Stored data entries:
______________________________

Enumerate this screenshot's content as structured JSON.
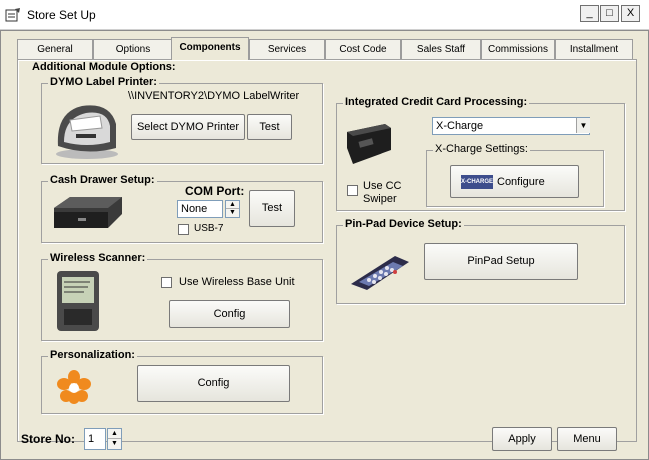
{
  "window": {
    "title": "Store Set Up",
    "controls": {
      "minimize": "_",
      "maximize": "□",
      "close": "X"
    }
  },
  "tabs": [
    {
      "label": "General",
      "active": false
    },
    {
      "label": "Options",
      "active": false
    },
    {
      "label": "Components",
      "active": true
    },
    {
      "label": "Services",
      "active": false
    },
    {
      "label": "Cost Code",
      "active": false
    },
    {
      "label": "Sales Staff",
      "active": false
    },
    {
      "label": "Commissions",
      "active": false
    },
    {
      "label": "Installment",
      "active": false
    }
  ],
  "section_title": "Additional Module Options:",
  "dymo": {
    "title": "DYMO Label Printer:",
    "path": "\\\\INVENTORY2\\DYMO LabelWriter",
    "select_label": "Select DYMO Printer",
    "test_label": "Test"
  },
  "cash_drawer": {
    "title": "Cash Drawer Setup:",
    "com_port_label": "COM Port:",
    "com_port_value": "None",
    "usb_label": "USB-7",
    "test_label": "Test"
  },
  "wireless": {
    "title": "Wireless Scanner:",
    "use_base_label": "Use Wireless Base Unit",
    "config_label": "Config"
  },
  "personalization": {
    "title": "Personalization:",
    "config_label": "Config"
  },
  "credit_card": {
    "title": "Integrated Credit Card Processing:",
    "processor_value": "X-Charge",
    "use_swiper_label": "Use CC\nSwiper",
    "settings_title": "X-Charge Settings:",
    "configure_label": "Configure",
    "logo_text": "X-CHARGE"
  },
  "pinpad": {
    "title": "Pin-Pad Device Setup:",
    "setup_label": "PinPad Setup"
  },
  "footer": {
    "store_no_label": "Store No:",
    "store_no_value": "1",
    "apply_label": "Apply",
    "menu_label": "Menu"
  }
}
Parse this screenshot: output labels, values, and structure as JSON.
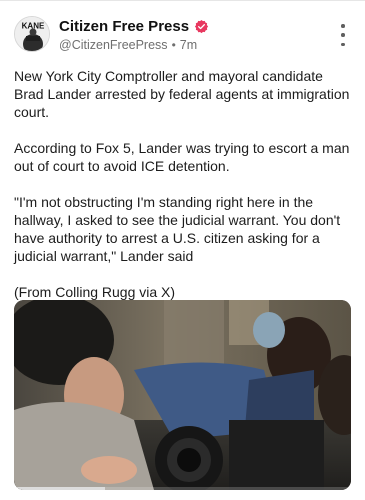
{
  "post": {
    "author": {
      "display_name": "Citizen Free Press",
      "handle": "@CitizenFreePress",
      "timestamp": "7m",
      "avatar_text": "KANE",
      "verified": true
    },
    "paragraphs": [
      "New York City Comptroller and mayoral candidate Brad Lander arrested by federal agents at immigration court.",
      "According to Fox 5, Lander was trying to escort a man out of court to avoid ICE detention.",
      "\"I'm not obstructing I'm standing right here in the hallway, I asked to see the judicial warrant. You don't have authority to arrest a U.S. citizen asking for a judicial warrant,\" Lander said",
      "(From Colling Rugg via X)"
    ],
    "media": {
      "type": "video",
      "progress_percent": 27
    }
  },
  "icons": {
    "verified": "verified-badge-icon",
    "more": "more-vertical-icon"
  },
  "colors": {
    "verified_badge": "#e8385f",
    "text": "#1c1c1c",
    "meta_text": "#6f6f6f",
    "background": "#ffffff"
  }
}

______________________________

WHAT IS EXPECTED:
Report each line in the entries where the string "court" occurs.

SOLUTION FOR THIS PROBLEM:
      "New York City Comptroller and mayoral candidate Brad Lander arrested by federal agents at immigration court.",
      "According to Fox 5, Lander was trying to escort a man out of court to avoid ICE detention.",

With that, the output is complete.